Noted French philosopher, Roger Saint-Douche, who died last week aged eighty-four, was, according to the four people who claim to understand what he was talking about, one of the great thinkers of the twentieth century. He is perhaps best known for posing the question: "Why should we be restricted to reading books in the traditional manner, when radical approaches can reveal hitherto unsuspected meanings in the text?" Saint-Douche later conceded that one possible answer is that books tend to make a lot more sense when read in the usual front-to-back, left-to-right fashion, with the significant exception of the philosopher's own works, which can only be understood when read backwards through a kitchen sieve under a full moon while wearing a lady's frilly undergarment.
Son of a wealthy Breton trowel-monger, Saint-Douche was a studious child, skilled in languages (by age five he was fluent in French, Canadian-French, and comedy-accent French), and with several keen interests, including philosophy, literature, and manual self-stimulation. He fought the Germans at Rouen in 1940, and again at Paris in 1976, when the vacationing von Richter family attempted to maneuver their Mercedes into a parking space outside the Sorbonne Saint-Douche had clearly declared his intention to occupy. By all accounts Saint-Douche was a generous friend, a sparkling conversationalist, and a bit of a dud in the sack.

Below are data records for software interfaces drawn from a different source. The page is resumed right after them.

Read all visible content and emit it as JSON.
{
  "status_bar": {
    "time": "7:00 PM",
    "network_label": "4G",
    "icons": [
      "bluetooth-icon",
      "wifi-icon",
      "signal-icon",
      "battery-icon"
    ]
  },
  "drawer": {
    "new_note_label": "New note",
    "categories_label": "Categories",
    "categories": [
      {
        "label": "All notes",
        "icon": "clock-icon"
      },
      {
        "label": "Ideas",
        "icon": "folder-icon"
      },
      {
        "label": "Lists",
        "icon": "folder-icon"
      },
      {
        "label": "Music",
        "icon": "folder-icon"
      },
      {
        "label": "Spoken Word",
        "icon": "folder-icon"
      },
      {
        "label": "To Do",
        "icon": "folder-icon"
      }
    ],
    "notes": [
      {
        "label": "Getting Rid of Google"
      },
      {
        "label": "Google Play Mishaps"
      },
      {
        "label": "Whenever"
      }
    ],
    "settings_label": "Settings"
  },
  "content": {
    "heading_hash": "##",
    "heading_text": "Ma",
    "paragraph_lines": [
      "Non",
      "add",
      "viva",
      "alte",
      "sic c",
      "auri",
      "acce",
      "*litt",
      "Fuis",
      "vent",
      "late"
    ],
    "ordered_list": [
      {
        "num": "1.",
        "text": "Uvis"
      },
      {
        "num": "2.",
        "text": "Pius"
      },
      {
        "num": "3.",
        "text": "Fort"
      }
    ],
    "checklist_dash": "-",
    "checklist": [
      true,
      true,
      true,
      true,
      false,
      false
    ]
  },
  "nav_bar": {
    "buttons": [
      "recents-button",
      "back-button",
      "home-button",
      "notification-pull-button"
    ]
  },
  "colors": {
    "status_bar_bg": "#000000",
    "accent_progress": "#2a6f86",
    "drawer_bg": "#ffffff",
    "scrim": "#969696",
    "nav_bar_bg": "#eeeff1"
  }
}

Professionally, Saint-Douche's big break came in the late 1950s, when he published his book Language and Culture in the Post-Imperial Era, later filmed as Young Love in Monte Carlo. The book was immediately hailed as a major piece of philosophy and Saint-Douche was embraced by the Parisian intelligentsia, particularly those disillusioned with Sartre, whose habit of talking with his mouth full was really quite disgusting.
Saint-Douche continued to expand on his theories throughout the sixties and seventies, attaining fame on the other side of the Channel when the Beatles included his likeness on the front cover of their Sgt. Pepper's Lonely Hearts Club Band album (Saint-Douche's distinctive cauliflower ears can be seen protruding from somewhere near Edgar Allan Poe's crotch). His thought was popular with the counter-culture set, particularly the ideas set down in his 1968 book Notes Towards a New Grammatology , which had really cool cover art by the guy who did some of Pink Floyd's albums.
The philosopher's dotage was spent in quiet seclusion, dividing his time between refining his thought and maintaining his fleet of classic American convertibles. He died peacefully in his sleep, surrounded by family and friends. Roger Saint-Douche's final words were not recorded, but a witness at his death reported that they were "something or other in French".